Even while Chinese customers have been ascendant, they have been changing. Cabot noted a transformation in just the last several years that has played a major role in determining how Value Retail would enter China. As consumers in a developing country become more affluent, he said, they move up what is called the “luxury curve.”At first, they buy products that signal their increasing wealth, such as a t-shirt that says Dolce & Gabbana. As they become richer, their purchases become more sophisticated and subtler, with less obvious branding. Eventually, they graduate to custom-made couture. “This has happened incredibly quickly in China,” said Cabot. “This is my ninth country and the pace has been staggering.”
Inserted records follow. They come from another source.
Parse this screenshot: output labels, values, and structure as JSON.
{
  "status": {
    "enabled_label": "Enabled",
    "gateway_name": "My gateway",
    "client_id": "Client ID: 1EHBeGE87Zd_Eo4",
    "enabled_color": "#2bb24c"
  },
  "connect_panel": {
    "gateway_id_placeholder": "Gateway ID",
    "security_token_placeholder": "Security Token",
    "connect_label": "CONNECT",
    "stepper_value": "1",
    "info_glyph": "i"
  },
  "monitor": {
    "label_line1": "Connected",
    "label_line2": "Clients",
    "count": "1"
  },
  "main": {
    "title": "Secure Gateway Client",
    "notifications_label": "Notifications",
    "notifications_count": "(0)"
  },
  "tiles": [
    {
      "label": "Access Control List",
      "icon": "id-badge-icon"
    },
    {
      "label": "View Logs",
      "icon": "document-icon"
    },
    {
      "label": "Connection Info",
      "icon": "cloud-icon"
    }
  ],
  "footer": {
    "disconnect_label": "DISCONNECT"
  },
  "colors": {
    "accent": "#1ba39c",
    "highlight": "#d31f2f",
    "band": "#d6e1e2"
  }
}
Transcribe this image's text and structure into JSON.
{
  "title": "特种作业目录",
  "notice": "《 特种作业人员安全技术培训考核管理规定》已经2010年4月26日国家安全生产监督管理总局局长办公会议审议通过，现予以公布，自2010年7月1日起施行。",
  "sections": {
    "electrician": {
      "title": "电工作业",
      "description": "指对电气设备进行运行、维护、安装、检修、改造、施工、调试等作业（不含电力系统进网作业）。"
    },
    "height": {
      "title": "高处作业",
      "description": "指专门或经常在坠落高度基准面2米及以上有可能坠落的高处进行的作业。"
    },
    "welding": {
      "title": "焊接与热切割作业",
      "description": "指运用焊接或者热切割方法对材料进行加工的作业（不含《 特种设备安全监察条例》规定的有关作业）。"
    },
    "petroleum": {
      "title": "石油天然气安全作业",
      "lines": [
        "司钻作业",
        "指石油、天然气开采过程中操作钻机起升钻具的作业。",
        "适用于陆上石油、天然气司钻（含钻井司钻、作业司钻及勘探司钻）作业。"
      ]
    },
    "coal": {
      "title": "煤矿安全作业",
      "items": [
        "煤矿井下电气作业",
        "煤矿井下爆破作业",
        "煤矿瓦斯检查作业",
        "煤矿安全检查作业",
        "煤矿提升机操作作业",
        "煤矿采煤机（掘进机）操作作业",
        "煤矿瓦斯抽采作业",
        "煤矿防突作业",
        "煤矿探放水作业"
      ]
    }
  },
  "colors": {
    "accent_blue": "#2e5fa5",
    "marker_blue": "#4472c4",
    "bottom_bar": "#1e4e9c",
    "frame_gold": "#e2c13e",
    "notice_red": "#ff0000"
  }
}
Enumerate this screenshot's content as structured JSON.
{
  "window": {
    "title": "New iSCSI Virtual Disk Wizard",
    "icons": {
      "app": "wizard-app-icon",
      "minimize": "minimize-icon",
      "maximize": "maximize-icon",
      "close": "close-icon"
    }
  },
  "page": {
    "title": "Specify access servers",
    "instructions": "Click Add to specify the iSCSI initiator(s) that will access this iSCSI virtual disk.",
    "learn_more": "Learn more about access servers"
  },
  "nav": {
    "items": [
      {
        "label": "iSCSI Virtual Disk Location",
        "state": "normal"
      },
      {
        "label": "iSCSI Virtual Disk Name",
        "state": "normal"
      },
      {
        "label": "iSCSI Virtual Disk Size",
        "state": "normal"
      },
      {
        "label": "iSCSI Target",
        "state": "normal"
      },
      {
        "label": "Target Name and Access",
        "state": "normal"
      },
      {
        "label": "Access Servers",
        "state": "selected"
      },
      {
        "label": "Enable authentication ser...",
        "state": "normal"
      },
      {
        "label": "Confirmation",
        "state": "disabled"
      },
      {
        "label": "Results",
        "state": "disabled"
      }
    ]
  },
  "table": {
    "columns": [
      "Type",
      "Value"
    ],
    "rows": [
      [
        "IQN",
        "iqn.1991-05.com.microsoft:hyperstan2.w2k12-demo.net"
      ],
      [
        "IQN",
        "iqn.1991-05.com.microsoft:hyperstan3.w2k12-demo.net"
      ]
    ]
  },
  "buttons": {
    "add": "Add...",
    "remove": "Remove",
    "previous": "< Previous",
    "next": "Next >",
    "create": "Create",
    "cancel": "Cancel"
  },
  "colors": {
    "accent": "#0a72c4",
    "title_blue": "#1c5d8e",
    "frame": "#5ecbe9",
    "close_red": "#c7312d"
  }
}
Cabot stresses the importance of finding a local partner to help understand and advise the company in China. It’s a strategy that Value Retail has employed in other markets, finding that there’s no better way to understand a new culture than to work with those who know it intimately. “It can be incredibly difficult to get a handle on the national and local political situations,” he said. “Your partner should know how to get things done. They should also be able to help you understand the shadings of the business climate. In business there is black and white, and there is gray. Your partner needs to be able to tell you that no, you’re not in gray, but in black. It’s an incredibly important thing to do.”